FIG. 5 shows an improved optical detector 534 that can be used with optical encoders, such as the encoder 100 of FIG. 1. As shown in FIG. 5, the improved optical detector 532 includes eight separate detection elements {A, B, C, D, /A, /B, /C, /D}, which is far more than the four detections element required to sense both distance and direction traveled. The output states for the detection elements {A, B, C, D, /A, /B, /C, /D are: {1,1,1,1,0,0,0,0}, {0,1,1,1,1,0,0,0}, {0,0,1,1,1,1,0,0}, {0,0,0,1,1,1,1,0}, {0,0,0,0,1,1,1,1}, {1,0,0,0,0,1,1,1}, {1,1,0,0,0,0,1,1} and {1,1,1,0,0,0,0,1}. The improved resolution can be attributed at least in part to the width of each detection element W3, which is one-fourth the width W1 of the windows and bars of the previously discussed codescale pattern.

While the exemplary detector 534 has eight detection elements of width W3 (=W1/4), it should be appreciated the concepts of FIG. 5 can extend to detectors having other numbers of detection elements.

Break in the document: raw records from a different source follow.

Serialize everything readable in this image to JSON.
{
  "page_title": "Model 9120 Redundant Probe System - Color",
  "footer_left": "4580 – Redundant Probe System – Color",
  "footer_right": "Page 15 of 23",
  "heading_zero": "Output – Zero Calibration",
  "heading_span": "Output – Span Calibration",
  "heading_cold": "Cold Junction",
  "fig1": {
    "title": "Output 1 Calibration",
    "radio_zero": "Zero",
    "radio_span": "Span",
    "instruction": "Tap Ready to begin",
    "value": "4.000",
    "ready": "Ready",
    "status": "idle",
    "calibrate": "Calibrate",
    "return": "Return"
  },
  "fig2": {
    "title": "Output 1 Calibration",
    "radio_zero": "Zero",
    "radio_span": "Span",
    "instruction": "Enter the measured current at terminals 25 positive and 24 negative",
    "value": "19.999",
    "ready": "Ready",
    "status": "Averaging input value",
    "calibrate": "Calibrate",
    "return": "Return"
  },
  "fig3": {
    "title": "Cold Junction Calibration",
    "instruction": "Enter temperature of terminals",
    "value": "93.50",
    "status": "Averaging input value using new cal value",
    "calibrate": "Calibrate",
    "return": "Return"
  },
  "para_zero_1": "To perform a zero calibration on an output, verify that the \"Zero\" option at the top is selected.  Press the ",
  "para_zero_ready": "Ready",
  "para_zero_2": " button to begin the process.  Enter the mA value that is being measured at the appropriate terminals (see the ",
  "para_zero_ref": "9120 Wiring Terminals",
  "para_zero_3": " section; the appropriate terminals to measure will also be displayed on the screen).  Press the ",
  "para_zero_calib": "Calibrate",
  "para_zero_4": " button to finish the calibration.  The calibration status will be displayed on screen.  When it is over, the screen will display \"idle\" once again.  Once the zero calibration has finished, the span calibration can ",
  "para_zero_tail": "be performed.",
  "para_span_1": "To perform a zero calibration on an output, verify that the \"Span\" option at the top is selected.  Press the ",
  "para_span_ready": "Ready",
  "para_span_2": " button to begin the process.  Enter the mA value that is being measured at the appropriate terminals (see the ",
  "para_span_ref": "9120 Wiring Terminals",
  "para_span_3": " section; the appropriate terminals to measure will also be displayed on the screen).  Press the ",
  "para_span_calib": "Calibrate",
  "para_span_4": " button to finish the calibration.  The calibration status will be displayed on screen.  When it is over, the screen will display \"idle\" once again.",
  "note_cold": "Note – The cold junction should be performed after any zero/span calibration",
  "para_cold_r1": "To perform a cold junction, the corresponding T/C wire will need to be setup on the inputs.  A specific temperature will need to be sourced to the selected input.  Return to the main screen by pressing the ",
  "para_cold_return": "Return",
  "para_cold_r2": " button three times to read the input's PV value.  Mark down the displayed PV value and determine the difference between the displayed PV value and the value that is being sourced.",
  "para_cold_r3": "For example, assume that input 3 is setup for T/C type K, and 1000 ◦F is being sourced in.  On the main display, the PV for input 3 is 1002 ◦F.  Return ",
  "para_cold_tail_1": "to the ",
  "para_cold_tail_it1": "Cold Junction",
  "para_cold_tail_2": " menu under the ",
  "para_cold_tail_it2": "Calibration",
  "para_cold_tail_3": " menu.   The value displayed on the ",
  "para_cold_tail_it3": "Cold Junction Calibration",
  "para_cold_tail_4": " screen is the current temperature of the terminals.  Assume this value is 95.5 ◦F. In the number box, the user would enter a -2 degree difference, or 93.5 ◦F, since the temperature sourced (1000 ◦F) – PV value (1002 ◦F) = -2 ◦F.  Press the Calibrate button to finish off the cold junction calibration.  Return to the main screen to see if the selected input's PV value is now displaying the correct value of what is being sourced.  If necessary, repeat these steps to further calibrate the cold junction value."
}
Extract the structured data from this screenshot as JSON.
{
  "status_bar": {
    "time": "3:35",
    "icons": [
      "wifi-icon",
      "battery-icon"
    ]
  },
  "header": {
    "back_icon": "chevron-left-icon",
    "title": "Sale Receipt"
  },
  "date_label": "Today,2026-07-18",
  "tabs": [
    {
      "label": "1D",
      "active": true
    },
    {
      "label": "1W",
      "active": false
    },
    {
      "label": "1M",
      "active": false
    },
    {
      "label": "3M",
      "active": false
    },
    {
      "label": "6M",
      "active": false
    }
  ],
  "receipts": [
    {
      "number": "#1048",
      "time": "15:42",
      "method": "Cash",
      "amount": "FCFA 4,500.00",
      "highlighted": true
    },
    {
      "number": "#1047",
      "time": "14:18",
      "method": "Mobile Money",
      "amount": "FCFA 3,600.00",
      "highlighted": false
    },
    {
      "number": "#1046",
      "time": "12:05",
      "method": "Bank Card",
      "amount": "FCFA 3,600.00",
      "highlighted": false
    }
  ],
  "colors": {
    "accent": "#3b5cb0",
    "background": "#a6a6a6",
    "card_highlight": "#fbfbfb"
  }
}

For example, a detector with six detection elements with each element having a width of W1/3 can be used. Similarly, a detector with ten detection elements with each element having a width of W1/5 also can be used, and so on.

Returning to FIG. 5, while the conventional approach to making a detection device with finer resolution might be a matter of merely shrinking the geometries of the detector 434 of FIG. 4, the inventor of the improved optical detector 134 has created a device that can provide finer spatial resolution using relatively coarser resolution codescale. Accordingly, any expenses incurred due to the increased number of detection elements can be offset by: (1) a manufacturing advantage in that existing codescales can be used, (2) a manufacturing advantage in that retooling a production line to produce different codescales might be avoided and (3) that new manufacturing problems arising due to the finer resolution issues will not be incurred. For example, a codewheel for a transmission-type optical encoder can avoid the various manufacturing flaws that might arise by doubling the number of windows and bars using conventional approaches.

Again returning to FIG. 5, while the exemplary detector 134 of FIG. 5 can detect discrete 0/1 states for each detector, it should be appreciated that further resolution might be gained from the present detector 534 by taking advantage of the analog (and presumably linear or somewhat linear) transfer function of the individual detection elements {A, B, C, D, /A, /B, /C or /D}. That is, by sampling each detection element output using an analog-to-digital converter and then applying optionally some linearization algorithm to the digitized data, distance resolution can be extended to a distance substantially less that W3.

While example embodiments are disclosed herein, one of ordinary skill in the art appreciates that many variations that are in accordance with the present teachings are possible and remain within the scope of the appended claims. The embodiments therefore are not to be restricted except within the scope of the appended claims.